Required action = Print every line of the data exactly as shown.

--------------------------------

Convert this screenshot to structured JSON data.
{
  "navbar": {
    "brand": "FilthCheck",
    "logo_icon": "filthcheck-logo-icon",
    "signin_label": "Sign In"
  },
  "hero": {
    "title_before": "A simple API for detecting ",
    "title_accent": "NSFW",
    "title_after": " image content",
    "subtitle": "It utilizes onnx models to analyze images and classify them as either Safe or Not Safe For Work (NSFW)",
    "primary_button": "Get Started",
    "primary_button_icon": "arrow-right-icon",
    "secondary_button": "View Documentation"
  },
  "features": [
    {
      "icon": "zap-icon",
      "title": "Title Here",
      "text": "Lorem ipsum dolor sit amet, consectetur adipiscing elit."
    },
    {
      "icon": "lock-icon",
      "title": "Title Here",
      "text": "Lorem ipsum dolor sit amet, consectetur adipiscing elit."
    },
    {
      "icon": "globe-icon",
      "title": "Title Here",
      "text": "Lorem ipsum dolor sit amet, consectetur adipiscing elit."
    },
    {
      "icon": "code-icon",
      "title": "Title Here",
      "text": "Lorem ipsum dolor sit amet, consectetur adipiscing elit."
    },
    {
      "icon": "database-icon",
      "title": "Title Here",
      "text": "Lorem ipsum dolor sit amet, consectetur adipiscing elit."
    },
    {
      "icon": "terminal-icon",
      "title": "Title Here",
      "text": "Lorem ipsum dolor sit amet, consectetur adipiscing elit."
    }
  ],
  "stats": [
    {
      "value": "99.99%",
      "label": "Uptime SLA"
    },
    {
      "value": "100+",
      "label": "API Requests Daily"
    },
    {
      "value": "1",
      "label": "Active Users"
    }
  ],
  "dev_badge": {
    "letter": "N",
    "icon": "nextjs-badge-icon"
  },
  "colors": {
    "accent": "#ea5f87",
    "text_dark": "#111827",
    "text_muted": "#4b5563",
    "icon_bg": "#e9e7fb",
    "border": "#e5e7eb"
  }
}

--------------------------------

Expected answer =
Convert this screenshot to structured JSON data.
{
  "navbar": {
    "brand": "FilthCheck",
    "logo_icon": "filthcheck-logo-icon",
    "signin_label": "Sign In"
  },
  "hero": {
    "title_before": "A simple API for detecting ",
    "title_accent": "NSFW",
    "title_after": " image content",
    "subtitle": "It utilizes onnx models to analyze images and classify them as either Safe or Not Safe For Work (NSFW)",
    "primary_button": "Get Started",
    "primary_button_icon": "arrow-right-icon",
    "secondary_button": "View Documentation"
  },
  "features": [
    {
      "icon": "zap-icon",
      "title": "Title Here",
      "text": "Lorem ipsum dolor sit amet, consectetur adipiscing elit."
    },
    {
      "icon": "lock-icon",
      "title": "Title Here",
      "text": "Lorem ipsum dolor sit amet, consectetur adipiscing elit."
    },
    {
      "icon": "globe-icon",
      "title": "Title Here",
      "text": "Lorem ipsum dolor sit amet, consectetur adipiscing elit."
    },
    {
      "icon": "code-icon",
      "title": "Title Here",
      "text": "Lorem ipsum dolor sit amet, consectetur adipiscing elit."
    },
    {
      "icon": "database-icon",
      "title": "Title Here",
      "text": "Lorem ipsum dolor sit amet, consectetur adipiscing elit."
    },
    {
      "icon": "terminal-icon",
      "title": "Title Here",
      "text": "Lorem ipsum dolor sit amet, consectetur adipiscing elit."
    }
  ],
  "stats": [
    {
      "value": "99.99%",
      "label": "Uptime SLA"
    },
    {
      "value": "100+",
      "label": "API Requests Daily"
    },
    {
      "value": "1",
      "label": "Active Users"
    }
  ],
  "dev_badge": {
    "letter": "N",
    "icon": "nextjs-badge-icon"
  },
  "colors": {
    "accent": "#ea5f87",
    "text_dark": "#111827",
    "text_muted": "#4b5563",
    "icon_bg": "#e9e7fb",
    "border": "#e5e7eb"
  }
}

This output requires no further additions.